Significant ND fossil find leads to groundbreaking study results
BISMARCK – The discovery of an early marsupial fossilized skull more than nine years ago near Marmarth in southwestern North Dakota has led to a groundbreaking study and subsequent publishing in a renowned scientific journal.
Nature Communications on Thursday released an article titled, “A large carnivorous mammal from the Late Cretaceous and the North American origin of marsupials”
The article details results of a collaborative study of the Burke Museum at the University of Washington and North Dakota Geological Survey that concludes the Didelphodon vorax had, pound-for-pound, the strongest bite force of any mammal ever recorded. It lived during the very end of the Late Cretaceous, about 65 million years ago.
The Burke Museum of Natural History and Culture is a natural history museum in Seattle, Wash.
“We were out on a public fossil dig excavating a Triceratops skull,” said John Hoganson former North Dakota state paleontologist and current paleontologist emeritus. “We took a break from that excavation and I did a little side digging and I found this skull. I knew right away that this was a very significant fossil. I knew these types of mammals have been only studied from teeth and isolated teeth at that. When I found the skull, I knew right away that I had to get a hold of the expert in this field right away.”
Hoganson immediately contacted Greg Wilson, Burke Museum adjunct curator of Vertebrate Paleontology and University of Washington associate professor of biology. From there, the skull was studied alongside three other partial Didelphodon specimens, concluding that this small, possum-sized creature packed a big bite.
“This is why we search for fossils,” said Clint Boyd, North Dakota senior paleontologist. “This find sheds a light on marsupials and mammals that lived here 66 million years ago. We have found some pretty important specimens on our public fossil digs in recent years, but this one is on a whole other level. The skull is a great asset to the North Dakota State Fossil Collection that will bring in outside researchers to see this material. This shows the exciting types of discoveries on our public fossil digs.”
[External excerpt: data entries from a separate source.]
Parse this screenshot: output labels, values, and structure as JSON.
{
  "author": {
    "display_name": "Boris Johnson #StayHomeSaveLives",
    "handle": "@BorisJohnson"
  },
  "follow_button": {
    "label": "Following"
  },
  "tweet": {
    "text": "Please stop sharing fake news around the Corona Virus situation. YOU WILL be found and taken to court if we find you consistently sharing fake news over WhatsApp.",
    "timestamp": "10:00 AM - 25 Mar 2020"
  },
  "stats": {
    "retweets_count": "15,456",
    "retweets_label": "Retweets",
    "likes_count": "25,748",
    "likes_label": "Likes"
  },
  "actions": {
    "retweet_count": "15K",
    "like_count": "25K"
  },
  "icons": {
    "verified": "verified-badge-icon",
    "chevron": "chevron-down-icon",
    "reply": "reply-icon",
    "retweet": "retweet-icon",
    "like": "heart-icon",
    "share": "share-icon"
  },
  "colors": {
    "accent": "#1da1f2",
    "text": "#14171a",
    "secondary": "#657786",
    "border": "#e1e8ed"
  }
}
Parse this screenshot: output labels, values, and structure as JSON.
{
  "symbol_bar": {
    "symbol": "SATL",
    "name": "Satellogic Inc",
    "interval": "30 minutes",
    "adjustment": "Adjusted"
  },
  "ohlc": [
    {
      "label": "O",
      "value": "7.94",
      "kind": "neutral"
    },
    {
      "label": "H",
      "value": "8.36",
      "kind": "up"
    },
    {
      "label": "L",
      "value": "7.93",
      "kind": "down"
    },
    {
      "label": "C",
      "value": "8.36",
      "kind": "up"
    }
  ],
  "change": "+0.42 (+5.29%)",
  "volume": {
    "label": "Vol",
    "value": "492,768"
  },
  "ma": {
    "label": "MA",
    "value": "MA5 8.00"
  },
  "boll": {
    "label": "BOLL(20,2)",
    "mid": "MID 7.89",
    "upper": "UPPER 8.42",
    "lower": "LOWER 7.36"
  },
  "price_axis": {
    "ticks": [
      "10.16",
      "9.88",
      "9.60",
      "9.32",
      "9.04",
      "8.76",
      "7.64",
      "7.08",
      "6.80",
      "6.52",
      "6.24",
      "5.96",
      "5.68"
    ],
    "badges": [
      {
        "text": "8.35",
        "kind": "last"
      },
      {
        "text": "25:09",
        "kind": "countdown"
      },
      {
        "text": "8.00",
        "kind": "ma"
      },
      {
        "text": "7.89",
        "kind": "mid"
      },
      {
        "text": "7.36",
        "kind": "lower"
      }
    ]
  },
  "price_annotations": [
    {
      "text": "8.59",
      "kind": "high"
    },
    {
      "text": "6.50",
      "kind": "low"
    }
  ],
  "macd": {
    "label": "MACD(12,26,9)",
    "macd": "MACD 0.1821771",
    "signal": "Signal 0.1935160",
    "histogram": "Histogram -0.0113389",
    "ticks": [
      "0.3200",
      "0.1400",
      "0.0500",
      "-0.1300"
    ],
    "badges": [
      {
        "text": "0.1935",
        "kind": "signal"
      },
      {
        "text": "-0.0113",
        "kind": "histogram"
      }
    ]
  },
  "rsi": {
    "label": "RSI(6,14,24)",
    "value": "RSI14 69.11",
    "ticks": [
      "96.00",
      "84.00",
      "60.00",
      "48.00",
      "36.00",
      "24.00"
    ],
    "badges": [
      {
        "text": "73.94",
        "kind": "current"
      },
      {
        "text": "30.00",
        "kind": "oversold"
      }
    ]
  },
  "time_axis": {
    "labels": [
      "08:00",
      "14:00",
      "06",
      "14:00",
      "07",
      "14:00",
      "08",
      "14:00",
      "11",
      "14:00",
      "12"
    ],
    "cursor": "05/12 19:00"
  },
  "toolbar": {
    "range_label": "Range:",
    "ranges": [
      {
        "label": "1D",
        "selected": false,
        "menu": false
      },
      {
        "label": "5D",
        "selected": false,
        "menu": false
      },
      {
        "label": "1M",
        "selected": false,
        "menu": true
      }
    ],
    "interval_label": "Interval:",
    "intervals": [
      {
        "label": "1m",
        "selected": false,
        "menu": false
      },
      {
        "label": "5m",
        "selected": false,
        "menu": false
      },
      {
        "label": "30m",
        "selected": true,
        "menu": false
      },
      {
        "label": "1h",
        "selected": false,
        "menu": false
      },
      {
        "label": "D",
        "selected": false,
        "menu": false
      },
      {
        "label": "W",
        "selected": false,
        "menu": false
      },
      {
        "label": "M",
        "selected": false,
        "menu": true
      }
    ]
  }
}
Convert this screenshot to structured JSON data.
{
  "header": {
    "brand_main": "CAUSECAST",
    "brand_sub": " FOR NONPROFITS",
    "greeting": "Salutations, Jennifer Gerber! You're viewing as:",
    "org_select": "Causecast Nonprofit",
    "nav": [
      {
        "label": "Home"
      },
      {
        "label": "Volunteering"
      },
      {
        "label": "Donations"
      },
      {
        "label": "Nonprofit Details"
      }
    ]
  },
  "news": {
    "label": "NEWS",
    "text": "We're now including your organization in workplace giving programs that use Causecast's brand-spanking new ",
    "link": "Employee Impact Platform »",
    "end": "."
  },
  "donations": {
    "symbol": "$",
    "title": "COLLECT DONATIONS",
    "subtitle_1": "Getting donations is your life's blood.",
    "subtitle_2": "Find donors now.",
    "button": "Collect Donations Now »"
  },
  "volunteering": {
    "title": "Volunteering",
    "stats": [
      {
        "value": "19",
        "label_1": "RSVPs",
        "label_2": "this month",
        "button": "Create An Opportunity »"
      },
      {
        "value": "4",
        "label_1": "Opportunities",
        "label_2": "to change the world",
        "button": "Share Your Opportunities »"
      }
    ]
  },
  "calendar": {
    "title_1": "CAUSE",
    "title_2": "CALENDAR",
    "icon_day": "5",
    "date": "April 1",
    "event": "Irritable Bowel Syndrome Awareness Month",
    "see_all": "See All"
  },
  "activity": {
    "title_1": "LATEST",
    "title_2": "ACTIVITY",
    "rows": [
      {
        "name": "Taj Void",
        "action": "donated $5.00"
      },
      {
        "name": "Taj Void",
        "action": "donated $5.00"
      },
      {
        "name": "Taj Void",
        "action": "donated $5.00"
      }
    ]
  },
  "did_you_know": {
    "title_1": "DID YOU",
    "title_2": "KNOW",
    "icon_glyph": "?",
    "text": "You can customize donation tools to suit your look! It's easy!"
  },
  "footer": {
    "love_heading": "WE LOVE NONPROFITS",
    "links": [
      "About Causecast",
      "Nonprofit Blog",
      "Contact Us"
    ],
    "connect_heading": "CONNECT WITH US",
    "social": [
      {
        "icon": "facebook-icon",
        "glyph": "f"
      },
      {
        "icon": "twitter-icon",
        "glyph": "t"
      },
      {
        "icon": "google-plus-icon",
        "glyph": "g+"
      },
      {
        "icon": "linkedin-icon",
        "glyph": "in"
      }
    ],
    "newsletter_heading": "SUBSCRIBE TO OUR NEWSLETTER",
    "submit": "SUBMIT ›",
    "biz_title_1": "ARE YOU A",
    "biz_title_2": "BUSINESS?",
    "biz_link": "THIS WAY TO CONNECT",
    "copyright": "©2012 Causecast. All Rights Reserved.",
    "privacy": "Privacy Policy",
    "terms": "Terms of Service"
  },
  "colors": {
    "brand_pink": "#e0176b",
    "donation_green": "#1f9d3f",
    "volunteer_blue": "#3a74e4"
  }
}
Hoganson calls it one of the most important fossils that he found in his career, if not the most important from the scientific standpoint. Reconstruction of the full Didelphodon and a cast of the fossilized skull are currently on display in the Geologic Time Gallery in the North Dakota Heritage Center in Bismarck.
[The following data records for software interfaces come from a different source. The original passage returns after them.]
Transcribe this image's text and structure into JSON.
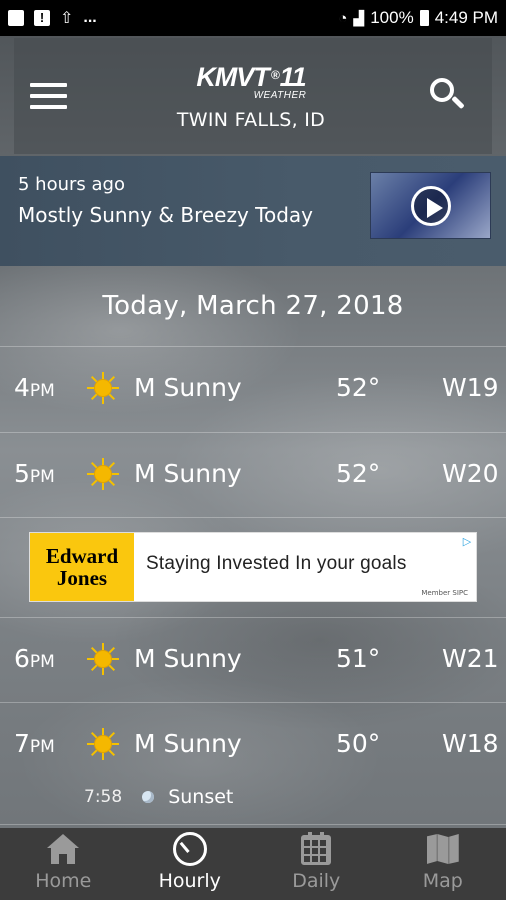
{
  "status_bar": {
    "notification_icons": [
      "image-icon",
      "alert-icon",
      "upload-icon"
    ],
    "more": "...",
    "battery": "100%",
    "time": "4:49 PM"
  },
  "header": {
    "logo": "KMVT",
    "logo_number": "11",
    "logo_sub": "WEATHER",
    "location": "TWIN FALLS, ID"
  },
  "news": {
    "time_ago": "5 hours ago",
    "title": "Mostly Sunny & Breezy Today"
  },
  "forecast": {
    "date": "Today, March 27, 2018",
    "hours": [
      {
        "hour": "4",
        "meridiem": "PM",
        "icon": "sun-icon",
        "condition": "M Sunny",
        "temp": "52°",
        "wind": "W19"
      },
      {
        "hour": "5",
        "meridiem": "PM",
        "icon": "sun-icon",
        "condition": "M Sunny",
        "temp": "52°",
        "wind": "W20"
      },
      {
        "hour": "6",
        "meridiem": "PM",
        "icon": "sun-icon",
        "condition": "M Sunny",
        "temp": "51°",
        "wind": "W21"
      },
      {
        "hour": "7",
        "meridiem": "PM",
        "icon": "sun-icon",
        "condition": "M Sunny",
        "temp": "50°",
        "wind": "W18"
      }
    ],
    "sunset": {
      "time": "7:58",
      "label": "Sunset"
    }
  },
  "ad": {
    "brand_line1": "Edward",
    "brand_line2": "Jones",
    "headline": "Staying Invested In your goals",
    "disclaimer": "Member SIPC",
    "brand_color": "#fac70e"
  },
  "tabs": [
    {
      "label": "Home",
      "icon": "home-icon",
      "active": false
    },
    {
      "label": "Hourly",
      "icon": "clock-icon",
      "active": true
    },
    {
      "label": "Daily",
      "icon": "calendar-icon",
      "active": false
    },
    {
      "label": "Map",
      "icon": "map-icon",
      "active": false
    }
  ]
}
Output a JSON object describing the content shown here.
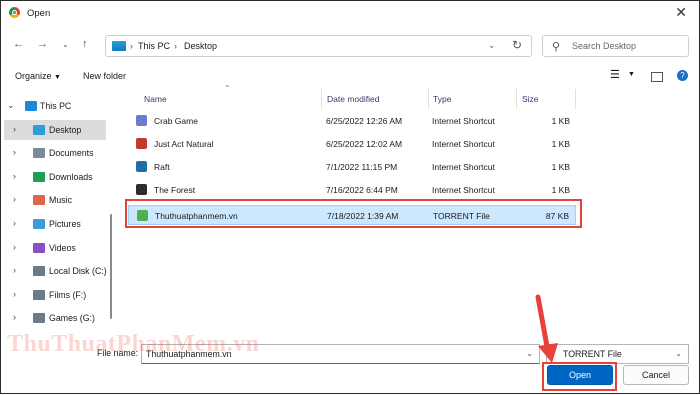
{
  "window": {
    "title": "Open"
  },
  "nav": {
    "breadcrumb": [
      "This PC",
      "Desktop"
    ],
    "search_placeholder": "Search Desktop"
  },
  "commands": {
    "organize": "Organize",
    "new_folder": "New folder"
  },
  "sidebar": {
    "items": [
      {
        "label": "This PC",
        "icon": "pc-icon",
        "color": "#1c8ad8",
        "expanded": true
      },
      {
        "label": "Desktop",
        "icon": "desktop-icon",
        "color": "#2a9fd6",
        "selected": true
      },
      {
        "label": "Documents",
        "icon": "documents-icon",
        "color": "#7a8a9a"
      },
      {
        "label": "Downloads",
        "icon": "downloads-icon",
        "color": "#1f9d55"
      },
      {
        "label": "Music",
        "icon": "music-icon",
        "color": "#e0634a"
      },
      {
        "label": "Pictures",
        "icon": "pictures-icon",
        "color": "#3b9ad9"
      },
      {
        "label": "Videos",
        "icon": "videos-icon",
        "color": "#8a4fc7"
      },
      {
        "label": "Local Disk (C:)",
        "icon": "drive-icon",
        "color": "#6b7b8b"
      },
      {
        "label": "Films (F:)",
        "icon": "drive-icon",
        "color": "#6b7b8b"
      },
      {
        "label": "Games (G:)",
        "icon": "drive-icon",
        "color": "#6b7b8b"
      }
    ]
  },
  "columns": {
    "name": "Name",
    "date": "Date modified",
    "type": "Type",
    "size": "Size"
  },
  "files": [
    {
      "name": "Crab Game",
      "date": "6/25/2022 12:26 AM",
      "type": "Internet Shortcut",
      "size": "1 KB",
      "icon": "crab-game-icon",
      "color": "#6a7bd0"
    },
    {
      "name": "Just Act Natural",
      "date": "6/25/2022 12:02 AM",
      "type": "Internet Shortcut",
      "size": "1 KB",
      "icon": "just-act-natural-icon",
      "color": "#c0392b"
    },
    {
      "name": "Raft",
      "date": "7/1/2022 11:15 PM",
      "type": "Internet Shortcut",
      "size": "1 KB",
      "icon": "raft-icon",
      "color": "#1d6fa5"
    },
    {
      "name": "The Forest",
      "date": "7/16/2022 6:44 PM",
      "type": "Internet Shortcut",
      "size": "1 KB",
      "icon": "the-forest-icon",
      "color": "#2c2c2c"
    },
    {
      "name": "Thuthuatphanmem.vn",
      "date": "7/18/2022 1:39 AM",
      "type": "TORRENT File",
      "size": "87 KB",
      "icon": "torrent-icon",
      "color": "#4caf50",
      "selected": true
    }
  ],
  "footer": {
    "file_name_label": "File name:",
    "file_name_value": "Thuthuatphanmem.vn",
    "file_type_value": "TORRENT File",
    "open_label": "Open",
    "cancel_label": "Cancel"
  },
  "watermark": {
    "part1": "ThuThuat",
    "part2": "PhanMem",
    "part3": ".vn"
  },
  "colors": {
    "accent": "#0066c3",
    "highlight": "#e8403b",
    "selection": "#cce8ff"
  }
}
To read the full article in Nature Communications go to nature.com/articles/ncomms13734.